While manufacturers know neodymium magnets, also called NdFeB, are some of the most powerful magnets in the world, they might be surprised to learn they are some of the smallest and lightest, which make them ideal for tech firms. Trends in the tech world are headed to thinner and lighter devices and demand for neodymium magnets is likely going to maintain upward growth. And supply for these magnets will also increase along with demand.
Business intelligence firm Research and Markets predicts the market for neodymium magnets will be fueled by greater demand for sustainable technologies like wind power equipment. In 2013, China represented the world's biggest output of neodymium magnets with 91 percent to supply companies with rare earth materials. Companies around the world will likely use these rare earths as new and mature markets grow together.

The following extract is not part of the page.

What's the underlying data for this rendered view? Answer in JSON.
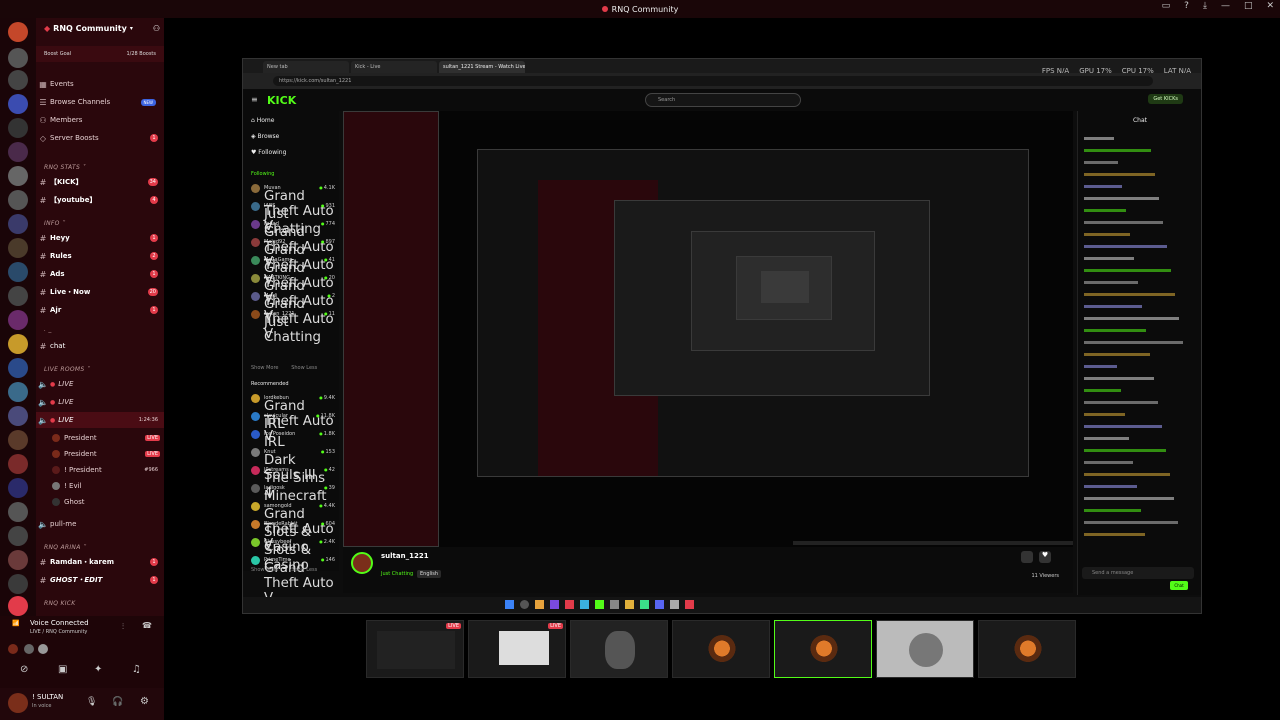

The magnets have diverse applications, from wind turbine motors to consumer electronics like headphones. Sennheiser said its headphones are able to replicate a stereo sound experience with its HD 449 Headphones, Extreme Tech reported, made with neodymium magnets, proving magnets are key to improving efficiency and function of everyday technologies.
New rare earth opportunities in Greece
While China is the biggest source of neodymium magnets in the world, Chinese investors are also looking into recovering greater volumes of rare earths located in Greece, International Business Times reported. Investment firms are basing their assumptions on reports that more than $1.28 billion worth of rare earth materials are located not only on the Greek mainland but also off the coast of the country, including Strymonikos Bay. Most of these hidden resources might actually be under the surface in ??the northern Aegean Sea and in Thrace, according to news sources.
China and Greece may partner to research and recover rare earth materials in order to provide more magnets used in electronics and other applications.